• Look around to get a better picture of the services, activities available, and the level of personal care of the residents.
• Look for safety rails in hallways, bed rails, and grab bars in bathrooms
• Do the nursing assistants seem genuinely fond of the residents?
• Do you see staff smiling or conversing with the residents?
• Is the living environment noisy and confusing or is it pleasant to the eyes and ears?
• Do you hear any laughter?
• Do you hear anyone singing?
• Is a TV blasting or are the call bells annoyingly loud?
• Are pathways and bathrooms kept clear of clutter?
• Are lunch dishes still noticeable unclean after 4PM?
• Is the kitchen screened to maintain a clean environment
• Does the temperature of the room/s feel too hot?
• Are there air conditioned or fan cooled areas?
• Use your sense of smell to detect any unpleasant odors bearing in mind that at any time some of the residents may be incontinent.
Ask questions during your tour:
• Ask questions that can help you compare the senior citizens' residence or nursing home.
• What services does the care facility provide?
• Ask the nursing assistants how long they have worked at the facility.
• Does the care facility have a current license issued by the Ministry of Health?
• Are staff members certified by The Nursing Council of Barbados?
• Do they charge a basic fee for room, meals, and personal care?
• Do they charge extra for other services or care for special medical needs?
• Ask about the length of time the care facility has been in business
• Ask to see residents' living spaces (private or multiple occupancies), hallway, stairs, lounge, bathrooms, dining area, menus, laundry services, activities plan and personal care plan.
• Is there use of a computer, fax machine or email available for quick transmission and receipt of important information?
• Are Admission Forms, Resident Personal Appliance Forms, Resident Valuables and Personal Forms, Leave of Absence Forms, Nursing Care Plan, Medication Charts and Resident Bed-Hold Agreement Forms etc., available?
• Is there a contract that clearly spells out the terms and conditions of the services offered?
• Ask where medications are stored to ensure that they are kept safely.
• Ask about emergency plans and procedures for patients who are ill
• Ask about emergency plans and procedures as it applies to hurricane preparedness.
The most important factor is the staff.

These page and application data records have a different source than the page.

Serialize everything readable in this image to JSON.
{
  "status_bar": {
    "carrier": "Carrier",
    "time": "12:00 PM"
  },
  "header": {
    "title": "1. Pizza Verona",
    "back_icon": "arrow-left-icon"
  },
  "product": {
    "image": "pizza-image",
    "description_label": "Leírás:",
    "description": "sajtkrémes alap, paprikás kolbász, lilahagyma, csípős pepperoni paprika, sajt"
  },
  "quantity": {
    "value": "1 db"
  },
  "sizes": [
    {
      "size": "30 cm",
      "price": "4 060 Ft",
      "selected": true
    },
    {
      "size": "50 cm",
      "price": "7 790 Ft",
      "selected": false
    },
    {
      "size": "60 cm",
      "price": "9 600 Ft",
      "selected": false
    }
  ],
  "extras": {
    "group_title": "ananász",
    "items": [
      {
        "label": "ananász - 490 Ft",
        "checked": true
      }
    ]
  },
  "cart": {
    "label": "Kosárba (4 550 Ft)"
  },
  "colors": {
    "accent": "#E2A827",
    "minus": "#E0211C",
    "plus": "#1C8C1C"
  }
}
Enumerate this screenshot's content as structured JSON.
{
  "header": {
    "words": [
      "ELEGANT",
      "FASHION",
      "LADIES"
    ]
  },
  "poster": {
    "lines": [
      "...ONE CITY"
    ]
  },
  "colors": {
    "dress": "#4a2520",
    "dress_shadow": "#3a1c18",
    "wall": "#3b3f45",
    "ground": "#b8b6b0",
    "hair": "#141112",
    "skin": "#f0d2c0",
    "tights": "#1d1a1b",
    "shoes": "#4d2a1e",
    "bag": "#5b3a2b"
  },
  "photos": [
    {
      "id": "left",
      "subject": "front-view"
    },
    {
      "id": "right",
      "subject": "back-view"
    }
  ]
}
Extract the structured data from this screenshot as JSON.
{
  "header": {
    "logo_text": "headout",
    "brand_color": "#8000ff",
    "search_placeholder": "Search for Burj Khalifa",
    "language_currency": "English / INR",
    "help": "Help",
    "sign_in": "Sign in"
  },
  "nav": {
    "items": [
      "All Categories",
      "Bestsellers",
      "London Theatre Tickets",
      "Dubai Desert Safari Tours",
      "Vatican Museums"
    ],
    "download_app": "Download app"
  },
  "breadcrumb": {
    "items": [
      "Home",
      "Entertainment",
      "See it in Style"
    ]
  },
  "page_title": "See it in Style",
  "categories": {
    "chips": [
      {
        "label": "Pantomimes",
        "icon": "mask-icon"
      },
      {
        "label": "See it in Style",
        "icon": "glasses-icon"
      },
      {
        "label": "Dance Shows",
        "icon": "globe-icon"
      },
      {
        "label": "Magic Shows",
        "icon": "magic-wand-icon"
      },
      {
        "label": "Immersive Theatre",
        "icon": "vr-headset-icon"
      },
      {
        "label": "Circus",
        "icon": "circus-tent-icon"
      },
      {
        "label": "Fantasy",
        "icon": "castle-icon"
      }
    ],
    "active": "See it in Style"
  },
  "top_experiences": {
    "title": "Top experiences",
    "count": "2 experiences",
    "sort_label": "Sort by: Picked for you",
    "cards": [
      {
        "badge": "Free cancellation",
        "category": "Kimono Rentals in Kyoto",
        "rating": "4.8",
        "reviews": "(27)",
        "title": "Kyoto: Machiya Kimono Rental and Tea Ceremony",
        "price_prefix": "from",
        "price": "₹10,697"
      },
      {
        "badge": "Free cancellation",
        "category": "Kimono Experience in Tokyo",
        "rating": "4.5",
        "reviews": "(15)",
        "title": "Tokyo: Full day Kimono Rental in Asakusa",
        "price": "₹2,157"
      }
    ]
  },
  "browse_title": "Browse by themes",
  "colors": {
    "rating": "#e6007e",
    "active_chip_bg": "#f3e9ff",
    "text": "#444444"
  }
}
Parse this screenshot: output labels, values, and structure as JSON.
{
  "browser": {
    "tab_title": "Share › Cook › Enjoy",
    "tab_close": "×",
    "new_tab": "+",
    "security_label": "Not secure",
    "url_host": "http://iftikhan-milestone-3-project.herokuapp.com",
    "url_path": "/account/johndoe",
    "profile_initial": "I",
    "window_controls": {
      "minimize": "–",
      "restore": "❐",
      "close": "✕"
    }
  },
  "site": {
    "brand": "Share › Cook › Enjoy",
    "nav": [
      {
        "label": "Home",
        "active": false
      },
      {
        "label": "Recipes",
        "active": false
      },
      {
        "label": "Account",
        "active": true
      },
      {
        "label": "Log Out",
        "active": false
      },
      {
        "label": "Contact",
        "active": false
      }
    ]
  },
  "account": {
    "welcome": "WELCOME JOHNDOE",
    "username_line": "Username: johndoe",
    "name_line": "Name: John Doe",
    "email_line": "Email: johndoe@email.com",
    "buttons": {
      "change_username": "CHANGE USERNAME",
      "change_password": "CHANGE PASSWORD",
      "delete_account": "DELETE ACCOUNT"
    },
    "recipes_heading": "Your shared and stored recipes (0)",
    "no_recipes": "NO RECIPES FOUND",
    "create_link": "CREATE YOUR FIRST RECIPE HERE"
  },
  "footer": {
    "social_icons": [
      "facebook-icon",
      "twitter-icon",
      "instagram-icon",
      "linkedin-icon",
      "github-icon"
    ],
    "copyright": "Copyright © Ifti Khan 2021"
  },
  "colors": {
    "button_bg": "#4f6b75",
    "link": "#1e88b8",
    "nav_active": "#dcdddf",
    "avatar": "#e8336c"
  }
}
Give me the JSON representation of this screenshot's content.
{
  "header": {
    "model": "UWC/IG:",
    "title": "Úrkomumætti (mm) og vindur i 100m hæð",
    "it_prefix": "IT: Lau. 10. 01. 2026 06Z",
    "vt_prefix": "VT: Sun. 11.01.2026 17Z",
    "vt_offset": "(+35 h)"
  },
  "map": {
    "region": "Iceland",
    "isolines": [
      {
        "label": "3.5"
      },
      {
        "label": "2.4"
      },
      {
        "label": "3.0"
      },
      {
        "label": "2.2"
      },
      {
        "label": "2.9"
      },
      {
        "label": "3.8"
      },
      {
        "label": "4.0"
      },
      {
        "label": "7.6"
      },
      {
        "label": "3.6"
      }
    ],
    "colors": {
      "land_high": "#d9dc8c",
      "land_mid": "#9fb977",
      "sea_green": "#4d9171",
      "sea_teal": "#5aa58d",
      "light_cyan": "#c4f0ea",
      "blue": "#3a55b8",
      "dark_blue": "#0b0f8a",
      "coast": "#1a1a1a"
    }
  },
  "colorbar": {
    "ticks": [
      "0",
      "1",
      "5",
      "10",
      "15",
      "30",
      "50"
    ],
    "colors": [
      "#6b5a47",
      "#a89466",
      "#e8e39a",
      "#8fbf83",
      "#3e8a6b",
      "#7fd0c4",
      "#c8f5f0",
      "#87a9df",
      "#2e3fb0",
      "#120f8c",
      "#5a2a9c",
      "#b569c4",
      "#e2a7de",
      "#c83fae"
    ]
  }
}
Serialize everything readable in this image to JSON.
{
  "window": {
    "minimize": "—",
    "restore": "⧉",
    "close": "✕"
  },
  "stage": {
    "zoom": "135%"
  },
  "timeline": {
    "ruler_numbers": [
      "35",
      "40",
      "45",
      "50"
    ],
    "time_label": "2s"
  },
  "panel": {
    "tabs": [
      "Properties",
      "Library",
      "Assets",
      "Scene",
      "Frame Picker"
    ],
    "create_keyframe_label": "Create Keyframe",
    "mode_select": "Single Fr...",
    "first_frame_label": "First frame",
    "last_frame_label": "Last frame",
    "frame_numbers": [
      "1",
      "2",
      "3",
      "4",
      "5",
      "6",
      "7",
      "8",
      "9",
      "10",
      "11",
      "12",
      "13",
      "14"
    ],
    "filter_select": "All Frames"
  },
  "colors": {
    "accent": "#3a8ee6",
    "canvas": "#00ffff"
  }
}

The director of nursing or administrator sets the tone for the facility. She or he must demonstrate a sense of compassion, good organizational and interpersonal skills. Those with poor people skills cause high employee turnover. Talk to the nursing assistants to determine if they like working with management and residents. A skilled, friendly nursing staff is the key to good care.
Current Licenses and insurances (property and liability)
Although a current License from the Barbados Ministry of Health may not reflect the true nature of the care facility, ask to see it. By law the institution should operate with current License issued by the Ministry of Health, as well as property and liability insurances. If you receive excuses about why it is not available you may want to reconsider.
Quality of Life
Does the staff treat residents in a respectful way? Are there a variety of social, recreational, religious, or cultural activities? Do the residents have choices about their schedule and living space? Do the residents have privacy for visits or personal care?
Quality of Care
Is there enough staff to ensure that residents are getting the care they need? Can residents still see their personal doctors? Can you visit as often as you wish? Having visitors can make the transition to the senior citizens' residence or nursing home easier for you and your family member.
Preventive Care: Does the nursing home make sure that residents get preventive care to help keep them healthy?
Your informed choice will help you or your loved one in making an agreeable change from living at home to living in a senior citizens' residence or a nursing home. You can be your loved ones' advocate by observing their potential care and living conditions and discussing them with your family or family member.
Remember, there is more to choosing a senior citizens' residence or nursing home that just the price. It is the quality of care that counts.